## Collected data entries
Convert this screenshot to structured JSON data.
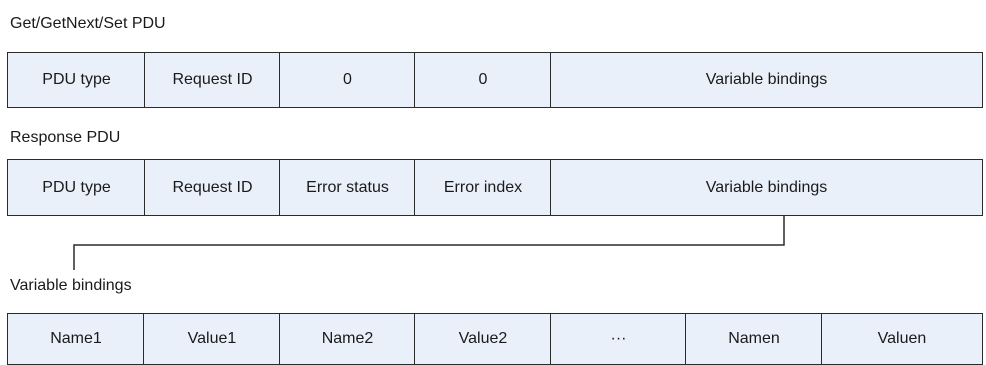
{
  "sections": {
    "request": {
      "caption": "Get/GetNext/Set PDU",
      "fields": [
        "PDU type",
        "Request ID",
        "0",
        "0",
        "Variable bindings"
      ]
    },
    "response": {
      "caption": "Response PDU",
      "fields": [
        "PDU type",
        "Request ID",
        "Error status",
        "Error index",
        "Variable bindings"
      ]
    },
    "bindings": {
      "caption": "Variable bindings",
      "fields": [
        "Name1",
        "Value1",
        "Name2",
        "Value2",
        "···",
        "Namen",
        "Valuen"
      ]
    }
  },
  "colors": {
    "cell_fill": "#eaf0fa",
    "cell_border": "#2b2b2b",
    "connector": "#2b2b2b"
  }
}
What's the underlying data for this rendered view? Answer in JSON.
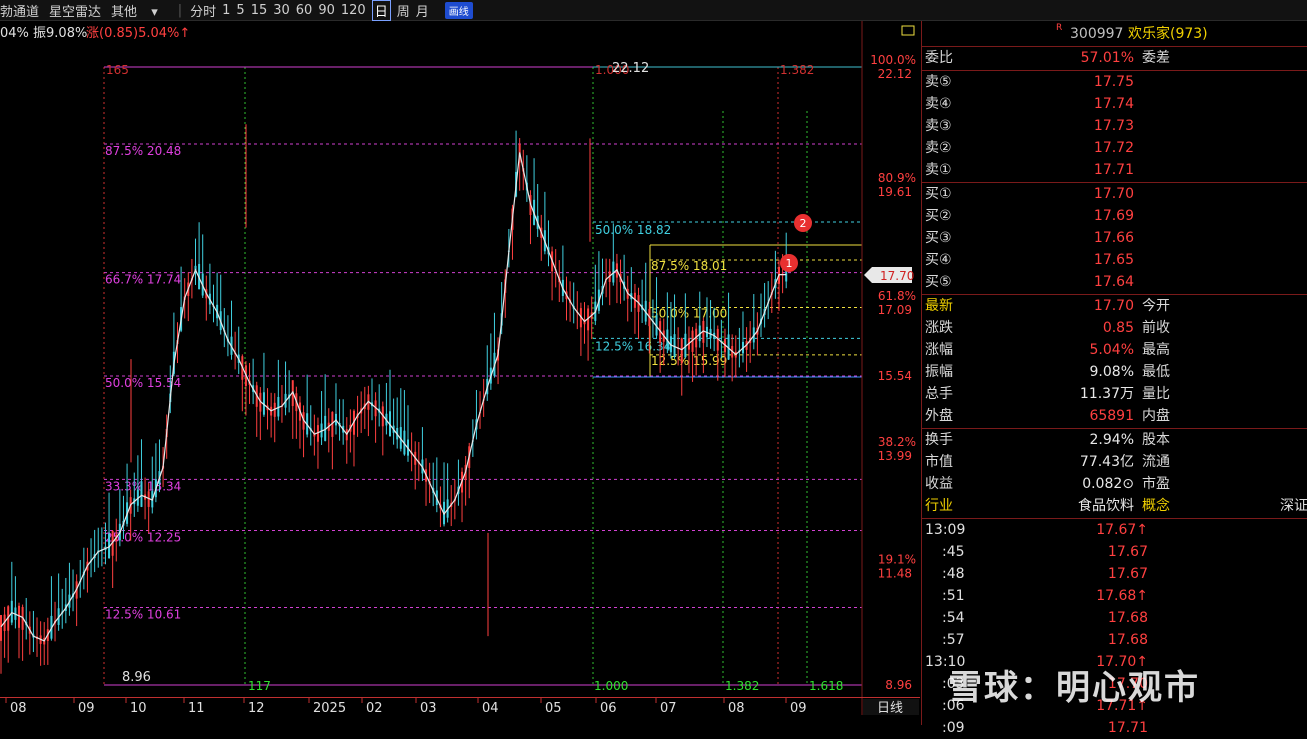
{
  "toolbar": {
    "items": [
      "勃通道",
      "星空雷达",
      "其他"
    ],
    "dropdown_arrow": "▾",
    "periods": [
      "分时",
      "1",
      "5",
      "15",
      "30",
      "60",
      "90",
      "120",
      "日",
      "周",
      "月"
    ],
    "active_period": "日",
    "draw_button": "画线"
  },
  "header_info": {
    "left": "04% 振9.08%",
    "change": "涨(0.85)5.04%↑"
  },
  "fib_left": {
    "top_label": "165",
    "levels": [
      {
        "label": "87.5% 20.48",
        "price": 20.48
      },
      {
        "label": "66.7% 17.74",
        "price": 17.74
      },
      {
        "label": "50.0% 15.54",
        "price": 15.54
      },
      {
        "label": "33.3% 13.34",
        "price": 13.34
      },
      {
        "label": "25.0% 12.25",
        "price": 12.25
      },
      {
        "label": "12.5% 10.61",
        "price": 10.61
      }
    ],
    "low_label": "8.96"
  },
  "fib_right": {
    "top_label": "22.12",
    "levels": [
      {
        "label": "50.0% 18.82",
        "price": 18.82,
        "color": "#40d0e0"
      },
      {
        "label": "12.5% 16.34",
        "price": 16.34,
        "color": "#40d0e0"
      },
      {
        "label": "87.5% 18.01",
        "price": 18.01,
        "color": "#f0e040"
      },
      {
        "label": "50.0% 17.00",
        "price": 17.0,
        "color": "#f0e040"
      },
      {
        "label": "12.5% 15.99",
        "price": 15.99,
        "color": "#f0e040"
      }
    ],
    "time_labels": [
      "117",
      "1.000",
      "1.382",
      "1.618"
    ],
    "top_ratio_labels": [
      "1.000",
      "1.382"
    ],
    "markers": [
      "1",
      "2"
    ]
  },
  "axis_right": [
    {
      "pct": "100.0%",
      "price": "22.12"
    },
    {
      "pct": "80.9%",
      "price": "19.61"
    },
    {
      "pct": "61.8%",
      "price": "17.09"
    },
    {
      "pct": "",
      "price": "15.54"
    },
    {
      "pct": "38.2%",
      "price": "13.99"
    },
    {
      "pct": "19.1%",
      "price": "11.48"
    },
    {
      "pct": "",
      "price": "8.96"
    }
  ],
  "current_price_tag": "17.70",
  "x_axis": [
    "08",
    "09",
    "10",
    "11",
    "12",
    "2025",
    "02",
    "03",
    "04",
    "05",
    "06",
    "07",
    "08",
    "09"
  ],
  "x_axis_suffix": "日线",
  "x_axis_marker": "$",
  "panel": {
    "title_mark": "R",
    "code": "300997",
    "name": "欢乐家(973)",
    "weibi": {
      "label": "委比",
      "value": "57.01%",
      "label2": "委差"
    },
    "asks": [
      {
        "label": "卖⑤",
        "price": "17.75"
      },
      {
        "label": "卖④",
        "price": "17.74"
      },
      {
        "label": "卖③",
        "price": "17.73"
      },
      {
        "label": "卖②",
        "price": "17.72"
      },
      {
        "label": "卖①",
        "price": "17.71"
      }
    ],
    "bids": [
      {
        "label": "买①",
        "price": "17.70"
      },
      {
        "label": "买②",
        "price": "17.69"
      },
      {
        "label": "买③",
        "price": "17.66"
      },
      {
        "label": "买④",
        "price": "17.65"
      },
      {
        "label": "买⑤",
        "price": "17.64"
      }
    ],
    "stats": [
      {
        "label": "最新",
        "value": "17.70",
        "label2": "今开",
        "color": "red"
      },
      {
        "label": "涨跌",
        "value": "0.85",
        "label2": "前收",
        "color": "red"
      },
      {
        "label": "涨幅",
        "value": "5.04%",
        "label2": "最高",
        "color": "red"
      },
      {
        "label": "振幅",
        "value": "9.08%",
        "label2": "最低",
        "color": "white"
      },
      {
        "label": "总手",
        "value": "11.37万",
        "label2": "量比",
        "color": "white"
      },
      {
        "label": "外盘",
        "value": "65891",
        "label2": "内盘",
        "color": "red"
      }
    ],
    "stats2": [
      {
        "label": "换手",
        "value": "2.94%",
        "label2": "股本"
      },
      {
        "label": "市值",
        "value": "77.43亿",
        "label2": "流通"
      },
      {
        "label": "收益",
        "value": "0.082⊙",
        "label2": "市盈"
      }
    ],
    "industry": {
      "label": "行业",
      "value": "食品饮料",
      "label2": "概念",
      "extra": "深证"
    },
    "ticks": [
      {
        "time": "13:09",
        "price": "17.67↑"
      },
      {
        "time": ":45",
        "price": "17.67"
      },
      {
        "time": ":48",
        "price": "17.67"
      },
      {
        "time": ":51",
        "price": "17.68↑"
      },
      {
        "time": ":54",
        "price": "17.68"
      },
      {
        "time": ":57",
        "price": "17.68"
      },
      {
        "time": "13:10",
        "price": "17.70↑"
      },
      {
        "time": ":03",
        "price": "17.70"
      },
      {
        "time": ":06",
        "price": "17.71↑"
      },
      {
        "time": ":09",
        "price": "17.71"
      }
    ]
  },
  "watermark": "雪球：明心观市",
  "colors": {
    "up": "#ff4040",
    "down": "#40d0e0",
    "fib_magenta": "#d040d0",
    "fib_yellow": "#f0e040",
    "ma": "#e8e8e8"
  },
  "chart_data": {
    "type": "candlestick",
    "title": "",
    "ylim": [
      8.96,
      22.12
    ],
    "x_ticks": [
      "08",
      "09",
      "10",
      "11",
      "12",
      "2025",
      "02",
      "03",
      "04",
      "05",
      "06",
      "07",
      "08",
      "09"
    ],
    "close_path": [
      10.2,
      10.5,
      10.4,
      10.0,
      9.9,
      10.3,
      10.6,
      11.0,
      11.5,
      11.8,
      11.9,
      12.2,
      12.8,
      13.0,
      12.9,
      13.6,
      15.8,
      17.2,
      17.8,
      17.3,
      16.9,
      16.3,
      15.9,
      15.4,
      15.0,
      14.8,
      14.9,
      15.2,
      14.6,
      14.3,
      14.4,
      14.6,
      14.3,
      14.7,
      15.0,
      14.8,
      14.5,
      14.2,
      13.9,
      13.6,
      13.1,
      12.6,
      12.9,
      13.5,
      14.5,
      15.3,
      16.0,
      18.2,
      20.3,
      19.2,
      18.6,
      18.0,
      17.4,
      17.0,
      16.7,
      16.9,
      17.6,
      17.8,
      17.3,
      17.1,
      16.8,
      16.5,
      16.2,
      16.1,
      16.3,
      16.5,
      16.4,
      16.2,
      16.0,
      16.2,
      16.5,
      17.1,
      17.7
    ]
  }
}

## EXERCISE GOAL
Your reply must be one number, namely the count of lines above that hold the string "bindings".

## WRITTEN SOLUTION
4